The number of people receiving earnings-related unemployment allowances rose by 86 percent last year compared to the year before, reaching its highest level in 20 years, the Federation of Unemployment Funds in Finland (TYJ) said on Wednesday.
Unemployment funds paid out the allowance to 456,000 unemployed or furloughed workers, representing about eight percent of the population.
The monthly number of applications rose as much as eight-fold compared to previous years.
"Last spring's spike was unprecedented," TYJ Director Aki Villman said in a statement on Wednesday.
Despite the rapid surge, applications were processed within two weeks on average, the TYJ said. According to Villman, funds hired more staff and boosted automation to cope with the sudden rise in demand.
Funds shelled out 2.7 billion euros in earnings-related per diems to jobless and temporarily laid-off people, about a billion euros more than in 2019.
Only those who have joined unemployment funds – typically through trade unions – are eligible for earnings-related unemployment allowances.
Slight rise in income support recipients, especially among young women
Meanwhile the number of people receiving income support rose only slightly from 2019 to 2020, according to a joint study by the National Institute for Health and Welfare (THL) and the Social Insurance Institution (Kela).
"The number of people getting basic income support rose by five percent, which was less than we expected," said Kela researcher Tuija Korpela said.
According to Korpela, one reason for this is that entrepreneurs were for the first time given the right to apply for unemployment benefits due to the Covid-19 crisis.
The biggest increase in those receiving basic income support last year was among women aged 18-24, with an increase of 10 percent compared to 2019. The need for basic income support rose the most in Uusimaa, which includes the Helsinki region, and Southwest Finland, which includes the city of Turku.
Last spring the need for support granted by social workers rose, particularly in many small towns, as the opening hours of Kela offices were cut back. Those who needed in-person help in filling out applications had to seek assistance from social workers.

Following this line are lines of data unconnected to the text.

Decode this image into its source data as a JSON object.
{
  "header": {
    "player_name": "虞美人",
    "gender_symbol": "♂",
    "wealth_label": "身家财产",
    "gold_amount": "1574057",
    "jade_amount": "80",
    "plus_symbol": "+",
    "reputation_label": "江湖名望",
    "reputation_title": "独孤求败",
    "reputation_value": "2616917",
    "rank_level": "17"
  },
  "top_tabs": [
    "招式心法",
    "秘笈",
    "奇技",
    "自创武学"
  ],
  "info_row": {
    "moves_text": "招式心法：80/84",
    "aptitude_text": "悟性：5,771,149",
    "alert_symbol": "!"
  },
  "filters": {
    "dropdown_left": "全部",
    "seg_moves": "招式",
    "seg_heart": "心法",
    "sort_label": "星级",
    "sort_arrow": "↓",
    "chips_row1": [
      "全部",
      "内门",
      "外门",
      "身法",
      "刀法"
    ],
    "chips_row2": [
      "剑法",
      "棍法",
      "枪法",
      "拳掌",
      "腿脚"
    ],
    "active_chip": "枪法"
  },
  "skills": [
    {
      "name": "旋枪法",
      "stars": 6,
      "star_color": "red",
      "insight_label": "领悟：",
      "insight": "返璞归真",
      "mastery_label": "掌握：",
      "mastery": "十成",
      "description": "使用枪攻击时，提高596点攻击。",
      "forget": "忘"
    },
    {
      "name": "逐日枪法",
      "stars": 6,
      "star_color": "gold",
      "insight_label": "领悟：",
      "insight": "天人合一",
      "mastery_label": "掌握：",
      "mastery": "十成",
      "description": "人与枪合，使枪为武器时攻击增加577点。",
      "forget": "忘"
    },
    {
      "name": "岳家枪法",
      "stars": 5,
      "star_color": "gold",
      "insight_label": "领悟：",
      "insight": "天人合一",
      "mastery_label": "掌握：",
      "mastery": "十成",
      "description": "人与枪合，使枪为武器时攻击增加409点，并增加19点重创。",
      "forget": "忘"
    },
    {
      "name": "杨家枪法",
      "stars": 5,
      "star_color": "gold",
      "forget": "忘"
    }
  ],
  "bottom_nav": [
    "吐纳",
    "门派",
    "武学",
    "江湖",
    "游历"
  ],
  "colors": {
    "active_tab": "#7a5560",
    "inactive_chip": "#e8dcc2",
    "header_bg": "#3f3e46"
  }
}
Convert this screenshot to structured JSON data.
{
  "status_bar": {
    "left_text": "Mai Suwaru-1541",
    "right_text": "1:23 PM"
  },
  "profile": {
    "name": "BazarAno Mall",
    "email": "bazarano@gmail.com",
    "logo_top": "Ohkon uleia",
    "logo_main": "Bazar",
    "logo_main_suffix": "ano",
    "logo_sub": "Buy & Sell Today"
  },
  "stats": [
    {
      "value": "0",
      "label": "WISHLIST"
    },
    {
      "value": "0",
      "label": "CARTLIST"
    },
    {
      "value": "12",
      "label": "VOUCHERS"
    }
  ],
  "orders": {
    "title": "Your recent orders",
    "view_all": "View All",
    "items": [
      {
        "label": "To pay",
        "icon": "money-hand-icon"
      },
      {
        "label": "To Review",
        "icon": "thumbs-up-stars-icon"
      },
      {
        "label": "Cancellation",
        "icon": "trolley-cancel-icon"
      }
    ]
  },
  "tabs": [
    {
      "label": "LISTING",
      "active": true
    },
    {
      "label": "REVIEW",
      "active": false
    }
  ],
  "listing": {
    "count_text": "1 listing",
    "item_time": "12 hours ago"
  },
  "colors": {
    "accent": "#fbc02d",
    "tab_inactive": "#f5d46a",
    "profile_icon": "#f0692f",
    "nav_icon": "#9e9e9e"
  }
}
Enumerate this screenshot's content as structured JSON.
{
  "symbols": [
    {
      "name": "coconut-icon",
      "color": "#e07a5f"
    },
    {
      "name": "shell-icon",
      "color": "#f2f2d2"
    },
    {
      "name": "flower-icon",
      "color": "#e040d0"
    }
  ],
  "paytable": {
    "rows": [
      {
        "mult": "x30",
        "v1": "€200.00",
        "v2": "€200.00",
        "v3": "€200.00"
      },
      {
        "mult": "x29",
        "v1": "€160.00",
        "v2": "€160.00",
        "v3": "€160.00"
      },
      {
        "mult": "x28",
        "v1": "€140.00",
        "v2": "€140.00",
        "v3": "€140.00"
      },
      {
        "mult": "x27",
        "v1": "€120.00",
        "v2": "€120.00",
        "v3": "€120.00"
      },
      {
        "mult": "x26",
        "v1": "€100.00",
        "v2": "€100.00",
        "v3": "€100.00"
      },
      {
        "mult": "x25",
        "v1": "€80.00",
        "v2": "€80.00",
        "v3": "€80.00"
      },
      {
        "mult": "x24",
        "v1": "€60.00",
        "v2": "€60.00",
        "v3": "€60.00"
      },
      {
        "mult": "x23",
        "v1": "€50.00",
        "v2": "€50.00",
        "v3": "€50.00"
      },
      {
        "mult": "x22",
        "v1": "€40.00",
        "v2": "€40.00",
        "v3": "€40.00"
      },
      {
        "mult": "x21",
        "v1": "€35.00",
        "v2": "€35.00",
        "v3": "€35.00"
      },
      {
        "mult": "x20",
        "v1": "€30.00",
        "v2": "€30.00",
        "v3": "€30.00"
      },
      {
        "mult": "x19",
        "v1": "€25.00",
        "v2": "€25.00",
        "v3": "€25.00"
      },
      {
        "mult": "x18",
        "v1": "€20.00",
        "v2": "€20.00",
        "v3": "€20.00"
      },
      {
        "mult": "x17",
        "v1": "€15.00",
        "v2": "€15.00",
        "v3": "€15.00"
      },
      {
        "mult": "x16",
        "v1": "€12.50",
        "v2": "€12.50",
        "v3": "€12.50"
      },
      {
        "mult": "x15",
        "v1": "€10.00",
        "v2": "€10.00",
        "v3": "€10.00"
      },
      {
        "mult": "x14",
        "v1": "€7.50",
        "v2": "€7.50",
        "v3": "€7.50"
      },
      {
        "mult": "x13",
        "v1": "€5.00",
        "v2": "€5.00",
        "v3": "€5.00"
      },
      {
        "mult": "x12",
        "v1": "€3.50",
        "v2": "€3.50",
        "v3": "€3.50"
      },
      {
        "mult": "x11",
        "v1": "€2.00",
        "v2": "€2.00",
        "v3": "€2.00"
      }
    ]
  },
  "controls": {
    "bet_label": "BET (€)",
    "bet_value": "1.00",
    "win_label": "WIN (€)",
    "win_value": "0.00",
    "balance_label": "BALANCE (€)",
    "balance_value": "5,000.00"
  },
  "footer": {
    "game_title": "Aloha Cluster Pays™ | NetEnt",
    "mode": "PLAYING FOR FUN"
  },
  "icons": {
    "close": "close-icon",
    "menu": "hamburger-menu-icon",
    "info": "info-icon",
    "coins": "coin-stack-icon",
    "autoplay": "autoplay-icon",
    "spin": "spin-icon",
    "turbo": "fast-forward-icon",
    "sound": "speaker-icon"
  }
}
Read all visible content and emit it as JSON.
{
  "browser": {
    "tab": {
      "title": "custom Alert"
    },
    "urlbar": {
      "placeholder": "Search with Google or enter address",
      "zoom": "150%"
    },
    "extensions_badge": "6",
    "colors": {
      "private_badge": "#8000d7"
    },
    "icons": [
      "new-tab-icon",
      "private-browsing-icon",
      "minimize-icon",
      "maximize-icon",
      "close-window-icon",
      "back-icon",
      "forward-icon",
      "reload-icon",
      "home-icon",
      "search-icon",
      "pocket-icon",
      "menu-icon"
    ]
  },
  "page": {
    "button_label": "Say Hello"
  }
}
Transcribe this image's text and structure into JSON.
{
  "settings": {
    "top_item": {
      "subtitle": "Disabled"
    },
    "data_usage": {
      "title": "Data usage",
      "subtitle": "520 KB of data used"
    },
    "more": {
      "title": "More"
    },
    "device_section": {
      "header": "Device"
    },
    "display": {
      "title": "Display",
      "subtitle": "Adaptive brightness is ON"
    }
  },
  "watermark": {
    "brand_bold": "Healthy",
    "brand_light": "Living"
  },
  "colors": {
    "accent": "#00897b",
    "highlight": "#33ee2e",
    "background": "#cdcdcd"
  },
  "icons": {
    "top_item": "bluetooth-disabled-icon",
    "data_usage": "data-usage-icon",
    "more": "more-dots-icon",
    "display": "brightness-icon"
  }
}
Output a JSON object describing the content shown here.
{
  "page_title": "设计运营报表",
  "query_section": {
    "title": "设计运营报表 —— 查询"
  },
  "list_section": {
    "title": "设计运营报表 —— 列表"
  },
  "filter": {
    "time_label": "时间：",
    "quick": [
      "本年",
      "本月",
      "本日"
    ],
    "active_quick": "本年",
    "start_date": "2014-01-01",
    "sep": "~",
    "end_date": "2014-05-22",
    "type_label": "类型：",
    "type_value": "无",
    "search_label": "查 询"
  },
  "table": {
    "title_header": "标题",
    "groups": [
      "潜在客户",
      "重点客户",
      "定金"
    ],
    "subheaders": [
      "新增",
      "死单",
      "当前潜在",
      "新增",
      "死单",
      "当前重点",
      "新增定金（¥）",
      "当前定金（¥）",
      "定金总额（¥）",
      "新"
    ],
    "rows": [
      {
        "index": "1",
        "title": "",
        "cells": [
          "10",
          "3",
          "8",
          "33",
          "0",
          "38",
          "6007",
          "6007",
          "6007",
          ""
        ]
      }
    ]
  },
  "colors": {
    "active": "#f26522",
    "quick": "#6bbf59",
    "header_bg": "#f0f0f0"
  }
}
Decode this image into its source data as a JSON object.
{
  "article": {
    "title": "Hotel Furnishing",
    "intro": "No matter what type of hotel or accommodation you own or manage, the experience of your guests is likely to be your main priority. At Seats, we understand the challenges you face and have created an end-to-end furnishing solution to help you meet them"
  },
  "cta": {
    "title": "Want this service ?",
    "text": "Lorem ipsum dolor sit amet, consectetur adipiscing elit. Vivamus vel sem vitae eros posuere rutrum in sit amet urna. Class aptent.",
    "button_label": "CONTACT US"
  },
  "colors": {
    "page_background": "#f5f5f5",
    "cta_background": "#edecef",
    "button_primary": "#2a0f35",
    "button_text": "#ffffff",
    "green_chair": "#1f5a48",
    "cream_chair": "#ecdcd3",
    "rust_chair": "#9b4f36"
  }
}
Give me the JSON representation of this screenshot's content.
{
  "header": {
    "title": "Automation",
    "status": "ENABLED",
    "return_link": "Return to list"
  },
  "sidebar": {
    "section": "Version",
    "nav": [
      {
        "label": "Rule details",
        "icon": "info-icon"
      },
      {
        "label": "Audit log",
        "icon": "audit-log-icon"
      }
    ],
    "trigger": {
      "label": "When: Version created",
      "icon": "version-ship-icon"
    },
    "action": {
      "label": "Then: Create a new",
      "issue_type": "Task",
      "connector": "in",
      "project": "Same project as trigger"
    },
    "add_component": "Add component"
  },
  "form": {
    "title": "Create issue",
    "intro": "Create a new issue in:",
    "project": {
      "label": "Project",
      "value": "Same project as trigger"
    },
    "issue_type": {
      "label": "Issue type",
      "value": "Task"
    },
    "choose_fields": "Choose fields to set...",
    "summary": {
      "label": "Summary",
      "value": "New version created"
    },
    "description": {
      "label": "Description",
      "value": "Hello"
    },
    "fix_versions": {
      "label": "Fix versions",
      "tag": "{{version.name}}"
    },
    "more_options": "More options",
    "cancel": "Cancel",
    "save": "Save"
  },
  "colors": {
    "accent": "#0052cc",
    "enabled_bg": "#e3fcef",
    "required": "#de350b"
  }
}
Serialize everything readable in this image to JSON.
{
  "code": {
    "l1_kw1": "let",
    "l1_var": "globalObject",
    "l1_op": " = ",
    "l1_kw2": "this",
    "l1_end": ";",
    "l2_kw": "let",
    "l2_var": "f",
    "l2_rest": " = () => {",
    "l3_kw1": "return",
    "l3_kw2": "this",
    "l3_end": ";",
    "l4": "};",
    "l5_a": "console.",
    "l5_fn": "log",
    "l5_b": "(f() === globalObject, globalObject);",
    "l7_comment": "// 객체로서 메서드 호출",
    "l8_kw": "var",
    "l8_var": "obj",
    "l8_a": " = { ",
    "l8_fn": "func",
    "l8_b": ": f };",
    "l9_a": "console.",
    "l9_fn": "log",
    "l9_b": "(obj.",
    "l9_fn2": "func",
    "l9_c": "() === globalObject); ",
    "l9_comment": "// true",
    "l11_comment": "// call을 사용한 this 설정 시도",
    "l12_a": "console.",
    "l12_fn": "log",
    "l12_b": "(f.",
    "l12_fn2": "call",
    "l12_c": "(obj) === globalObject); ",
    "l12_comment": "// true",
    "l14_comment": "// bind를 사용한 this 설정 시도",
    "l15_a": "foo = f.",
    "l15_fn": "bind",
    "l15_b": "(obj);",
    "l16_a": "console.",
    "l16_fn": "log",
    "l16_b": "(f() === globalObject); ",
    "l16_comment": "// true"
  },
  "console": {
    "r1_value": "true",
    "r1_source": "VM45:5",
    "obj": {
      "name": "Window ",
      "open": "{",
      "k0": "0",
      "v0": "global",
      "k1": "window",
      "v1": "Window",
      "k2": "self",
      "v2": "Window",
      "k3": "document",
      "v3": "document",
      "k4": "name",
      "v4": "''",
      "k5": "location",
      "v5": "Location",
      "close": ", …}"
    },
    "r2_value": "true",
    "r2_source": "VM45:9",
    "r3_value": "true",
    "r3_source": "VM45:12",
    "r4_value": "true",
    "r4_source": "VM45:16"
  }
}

"For various reasons, not all social work clients know how to use smart devices or have access to them. For them, it is difficult to replace face-to-face assistance with remote services," noted THL senior researcher Merita Jokela.